Don Sweeney has subsequently copped to the mistakes made in that draft and the “steep learning curve” for the Bruins after he took over the managerial reins from the fired Peter Chiarelli.  

“It was a steep learning curve that weekend for us for an absolute certainty. We did put forth a plan as to what we were going to try to accomplish as an organization,” said Sweeney. “We have accomplished some of those things, we haven’t accomplished the ultimate goal and that’s really what it’s all about. You are proud [of our team] and the growth of each individual player is part of that and what they contribute. And other players who come along are a part of that will contribute as well.

 

“I don’t look at it in one myopic time event, I look at the big package every day and try and get better at the decisions that we have to make. And people who are part of our staff at that time, we’ve learned and grown from that and are hopefully making better decisions going forward. Hopefully the club reflects that and the success we’ve had reflects that.”

Obviously, it wasn’t all bad as the Bruins did a good job in the second round while landing defensemen Brandon Carlo and Jeremy Lauzon, who are both factoring into the big picture in Boston. But the first round remains a big-time gaffe in player selection that’s had a long-lasting impact on the Bruins organization even as they have built up a team that got all the way to Game 7 of the Stanley Cup Final last season.

The master plan for the Bruins draft weekend was to trade up in the first round and get a young franchise defenseman like Noah Hanifin or Zach Werenski and fulfill their need for a young No. 1 defenseman-in the-making.

Instead, the Bruins traded Milan Lucic and Dougie Hamilton to amass six selections in the first two rounds of that draft, and then were left with three consecutive selections in the middle of the first round when they failed to trade up. Instead of securing the No. 1 D-man in that draft, they instead took care of that need a year later when they drafted Charlie McAvoy around the very same part of the first round.

When one considers that Mat Barzal, Kyle Connor and Thomas Chabot were taken with the next three picks in the first round after Senyshyn, the Bruins missed badly with both of those players given the comparable talent available.

Passing on a talent like Barzal three straight times, only to watch him land with the New York Islanders with the very next selection, is something that can’t be glossed over with the “drafting is hard” argument.
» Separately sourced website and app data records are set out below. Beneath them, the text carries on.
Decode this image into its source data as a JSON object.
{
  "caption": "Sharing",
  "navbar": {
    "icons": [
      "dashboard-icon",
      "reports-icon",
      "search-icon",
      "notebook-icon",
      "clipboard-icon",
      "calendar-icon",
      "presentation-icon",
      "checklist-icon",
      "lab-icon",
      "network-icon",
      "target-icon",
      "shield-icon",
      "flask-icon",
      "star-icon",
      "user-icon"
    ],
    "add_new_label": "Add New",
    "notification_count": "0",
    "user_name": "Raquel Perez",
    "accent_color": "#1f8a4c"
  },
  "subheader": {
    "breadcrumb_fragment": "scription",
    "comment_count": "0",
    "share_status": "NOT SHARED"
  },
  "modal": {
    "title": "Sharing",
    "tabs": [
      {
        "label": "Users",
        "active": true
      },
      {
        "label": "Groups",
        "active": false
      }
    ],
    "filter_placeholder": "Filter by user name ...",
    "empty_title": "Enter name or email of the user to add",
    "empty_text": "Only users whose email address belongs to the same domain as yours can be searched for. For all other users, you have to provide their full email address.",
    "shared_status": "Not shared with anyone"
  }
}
Barzal was on pace for 23 goals and 72 points at the time of the 2019-20 regular season going on pause and Connor was about to hit the 40-goal mark for the first time in his NHL career in Winnipeg.

Connor could have been the top-6 winger they’ve been missing the last couple of seasons, and the dazzling Barzal certainly would be the heir apparent in the middle to aging top-6 centers David Krejci and Patrice Bergeron.

 

Later in the first round, Boeser and Konecny, and in the second round Sebastian Aho, were selected as well, further adding to the missed opportunities for the Bruins. They’ve rebounded to further replenish their prospect pool in subsequent drafts and obviously the future is bright for a team with a talented roster coming off three straight playoff appearances and a Stanley Cup Final run last season.

So the 2015 NHL Draft isn’t the catastrophic event that it might have been otherwise. But that weekend could have also set the Black and Gold up as a dynasty for the next decade if they had executed by landing better young players.

That’s a hindsight that’s unfortunately going to stick with Sweeney and Co. for as long as they’re running the operation in Boston, and even despite the many good decisions they've subsequently made since then.